* Task goal
Repeat the records exactly as given. Do not include the pictures.

* Material provided
----------------

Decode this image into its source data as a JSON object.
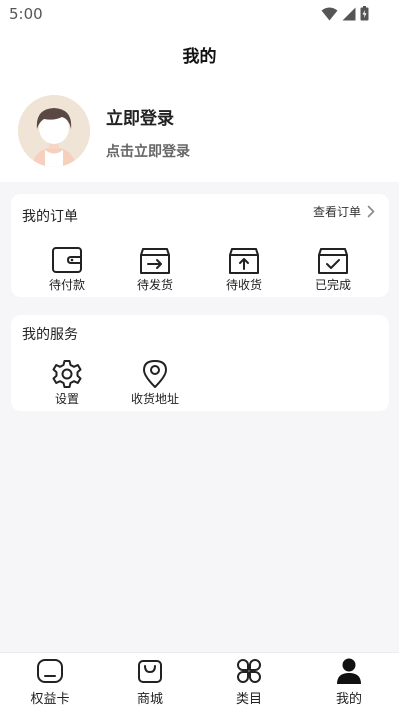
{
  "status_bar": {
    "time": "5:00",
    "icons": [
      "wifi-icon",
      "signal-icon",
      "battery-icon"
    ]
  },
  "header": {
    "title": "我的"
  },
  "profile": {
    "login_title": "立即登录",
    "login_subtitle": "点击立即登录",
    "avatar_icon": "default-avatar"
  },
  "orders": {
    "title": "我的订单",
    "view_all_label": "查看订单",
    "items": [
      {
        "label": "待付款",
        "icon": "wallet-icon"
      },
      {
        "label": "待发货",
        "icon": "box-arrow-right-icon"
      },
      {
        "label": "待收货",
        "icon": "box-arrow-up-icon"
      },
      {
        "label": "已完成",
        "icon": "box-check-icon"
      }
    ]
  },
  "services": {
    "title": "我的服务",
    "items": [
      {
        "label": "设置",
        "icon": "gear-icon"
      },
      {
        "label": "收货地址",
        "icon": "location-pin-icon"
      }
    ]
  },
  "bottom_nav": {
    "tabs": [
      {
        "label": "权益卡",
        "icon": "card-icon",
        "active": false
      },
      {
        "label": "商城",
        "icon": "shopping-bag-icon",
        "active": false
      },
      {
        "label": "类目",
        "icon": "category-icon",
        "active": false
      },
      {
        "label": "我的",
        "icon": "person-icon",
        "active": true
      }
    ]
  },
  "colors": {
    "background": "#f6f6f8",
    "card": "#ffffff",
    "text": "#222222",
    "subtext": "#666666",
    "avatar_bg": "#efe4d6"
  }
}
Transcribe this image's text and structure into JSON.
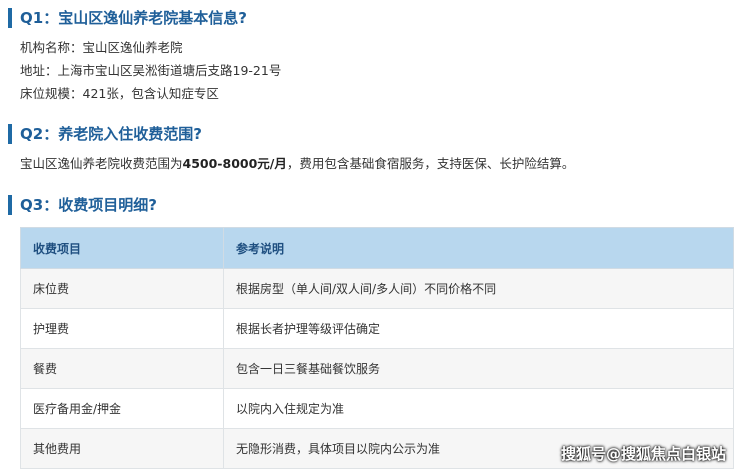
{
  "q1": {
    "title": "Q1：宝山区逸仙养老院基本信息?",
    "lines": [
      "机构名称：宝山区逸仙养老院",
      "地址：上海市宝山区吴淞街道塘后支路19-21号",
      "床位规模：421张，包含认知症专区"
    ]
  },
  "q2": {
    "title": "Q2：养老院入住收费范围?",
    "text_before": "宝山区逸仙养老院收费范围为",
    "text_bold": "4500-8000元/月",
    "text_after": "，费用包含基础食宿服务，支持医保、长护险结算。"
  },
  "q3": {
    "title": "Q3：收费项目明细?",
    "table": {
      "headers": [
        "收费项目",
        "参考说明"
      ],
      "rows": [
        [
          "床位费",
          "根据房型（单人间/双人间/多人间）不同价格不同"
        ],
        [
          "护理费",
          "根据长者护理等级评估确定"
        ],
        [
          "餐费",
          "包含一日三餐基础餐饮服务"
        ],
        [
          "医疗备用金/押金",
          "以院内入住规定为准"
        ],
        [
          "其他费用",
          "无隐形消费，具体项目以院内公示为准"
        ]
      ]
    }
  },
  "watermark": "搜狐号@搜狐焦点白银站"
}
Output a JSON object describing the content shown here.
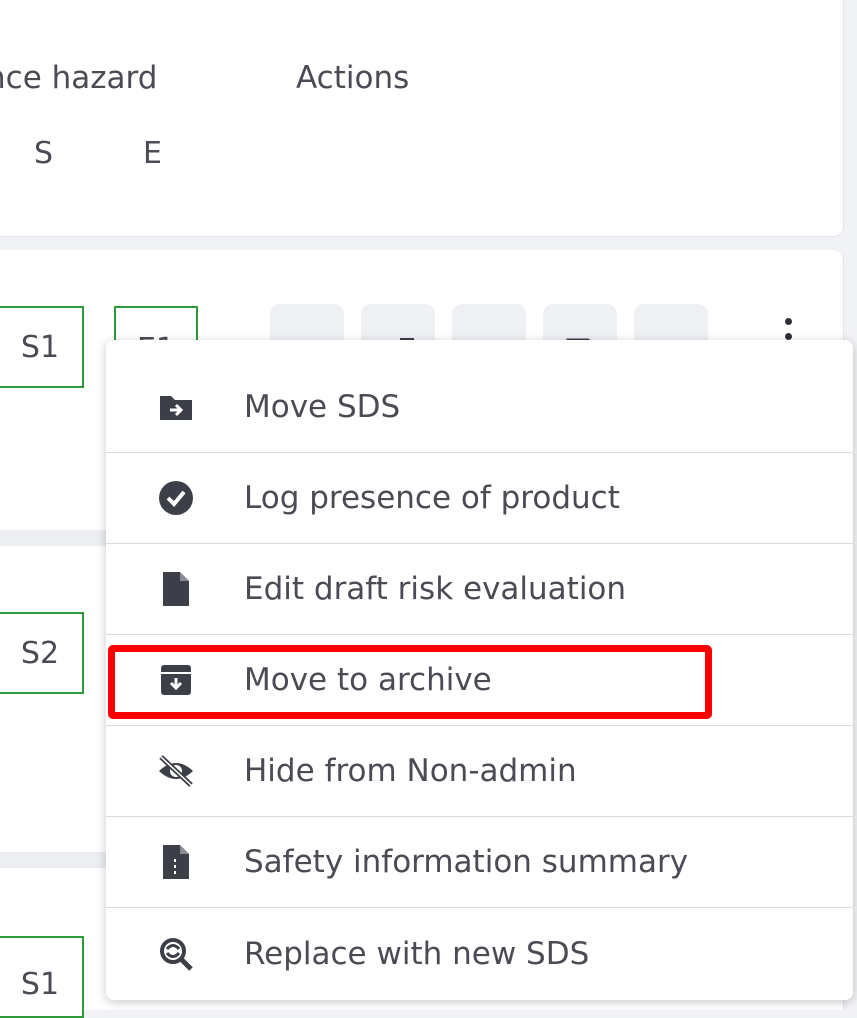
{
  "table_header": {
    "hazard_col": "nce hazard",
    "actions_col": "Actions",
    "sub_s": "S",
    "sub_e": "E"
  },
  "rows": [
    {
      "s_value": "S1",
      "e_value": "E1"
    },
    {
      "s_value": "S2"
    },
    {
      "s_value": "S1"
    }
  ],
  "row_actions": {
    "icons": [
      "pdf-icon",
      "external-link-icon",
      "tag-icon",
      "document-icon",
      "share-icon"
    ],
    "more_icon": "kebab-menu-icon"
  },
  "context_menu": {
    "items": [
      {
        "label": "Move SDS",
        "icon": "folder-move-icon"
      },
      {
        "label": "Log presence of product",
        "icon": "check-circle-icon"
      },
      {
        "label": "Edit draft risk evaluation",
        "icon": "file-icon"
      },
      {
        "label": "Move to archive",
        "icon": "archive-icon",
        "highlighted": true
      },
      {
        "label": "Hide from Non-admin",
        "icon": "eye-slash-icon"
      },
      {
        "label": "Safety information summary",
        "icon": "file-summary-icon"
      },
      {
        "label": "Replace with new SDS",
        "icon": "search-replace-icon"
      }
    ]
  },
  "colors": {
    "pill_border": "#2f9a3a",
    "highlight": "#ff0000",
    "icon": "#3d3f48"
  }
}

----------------

* Result of the exercise
Decode this image into its source data as a JSON object.
{
  "status_bar": {
    "time": "5:00",
    "icons": [
      "wifi-icon",
      "signal-icon",
      "battery-icon"
    ]
  },
  "header": {
    "title": "我的"
  },
  "profile": {
    "login_title": "立即登录",
    "login_subtitle": "点击立即登录",
    "avatar_icon": "default-avatar"
  },
  "orders": {
    "title": "我的订单",
    "view_all_label": "查看订单",
    "items": [
      {
        "label": "待付款",
        "icon": "wallet-icon"
      },
      {
        "label": "待发货",
        "icon": "box-arrow-right-icon"
      },
      {
        "label": "待收货",
        "icon": "box-arrow-up-icon"
      },
      {
        "label": "已完成",
        "icon": "box-check-icon"
      }
    ]
  },
  "services": {
    "title": "我的服务",
    "items": [
      {
        "label": "设置",
        "icon": "gear-icon"
      },
      {
        "label": "收货地址",
        "icon": "location-pin-icon"
      }
    ]
  },
  "bottom_nav": {
    "tabs": [
      {
        "label": "权益卡",
        "icon": "card-icon",
        "active": false
      },
      {
        "label": "商城",
        "icon": "shopping-bag-icon",
        "active": false
      },
      {
        "label": "类目",
        "icon": "category-icon",
        "active": false
      },
      {
        "label": "我的",
        "icon": "person-icon",
        "active": true
      }
    ]
  },
  "colors": {
    "background": "#f6f6f8",
    "card": "#ffffff",
    "text": "#222222",
    "subtext": "#666666",
    "avatar_bg": "#efe4d6"
  }
}
Transcribe this image's text and structure into JSON.
{
  "q1": {
    "title": "Q1：宝山区逸仙养老院基本信息?",
    "lines": [
      "机构名称：宝山区逸仙养老院",
      "地址：上海市宝山区吴淞街道塘后支路19-21号",
      "床位规模：421张，包含认知症专区"
    ]
  },
  "q2": {
    "title": "Q2：养老院入住收费范围?",
    "text_before": "宝山区逸仙养老院收费范围为",
    "text_bold": "4500-8000元/月",
    "text_after": "，费用包含基础食宿服务，支持医保、长护险结算。"
  },
  "q3": {
    "title": "Q3：收费项目明细?",
    "table": {
      "headers": [
        "收费项目",
        "参考说明"
      ],
      "rows": [
        [
          "床位费",
          "根据房型（单人间/双人间/多人间）不同价格不同"
        ],
        [
          "护理费",
          "根据长者护理等级评估确定"
        ],
        [
          "餐费",
          "包含一日三餐基础餐饮服务"
        ],
        [
          "医疗备用金/押金",
          "以院内入住规定为准"
        ],
        [
          "其他费用",
          "无隐形消费，具体项目以院内公示为准"
        ]
      ]
    }
  },
  "watermark": "搜狐号@搜狐焦点白银站"
}
Output a JSON object describing the content shown here.
{
  "table_header": {
    "hazard_col": "nce hazard",
    "actions_col": "Actions",
    "sub_s": "S",
    "sub_e": "E"
  },
  "rows": [
    {
      "s_value": "S1",
      "e_value": "E1"
    },
    {
      "s_value": "S2"
    },
    {
      "s_value": "S1"
    }
  ],
  "row_actions": {
    "icons": [
      "pdf-icon",
      "external-link-icon",
      "tag-icon",
      "document-icon",
      "share-icon"
    ],
    "more_icon": "kebab-menu-icon"
  },
  "context_menu": {
    "items": [
      {
        "label": "Move SDS",
        "icon": "folder-move-icon"
      },
      {
        "label": "Log presence of product",
        "icon": "check-circle-icon"
      },
      {
        "label": "Edit draft risk evaluation",
        "icon": "file-icon"
      },
      {
        "label": "Move to archive",
        "icon": "archive-icon",
        "highlighted": true
      },
      {
        "label": "Hide from Non-admin",
        "icon": "eye-slash-icon"
      },
      {
        "label": "Safety information summary",
        "icon": "file-summary-icon"
      },
      {
        "label": "Replace with new SDS",
        "icon": "search-replace-icon"
      }
    ]
  },
  "colors": {
    "pill_border": "#2f9a3a",
    "highlight": "#ff0000",
    "icon": "#3d3f48"
  }
}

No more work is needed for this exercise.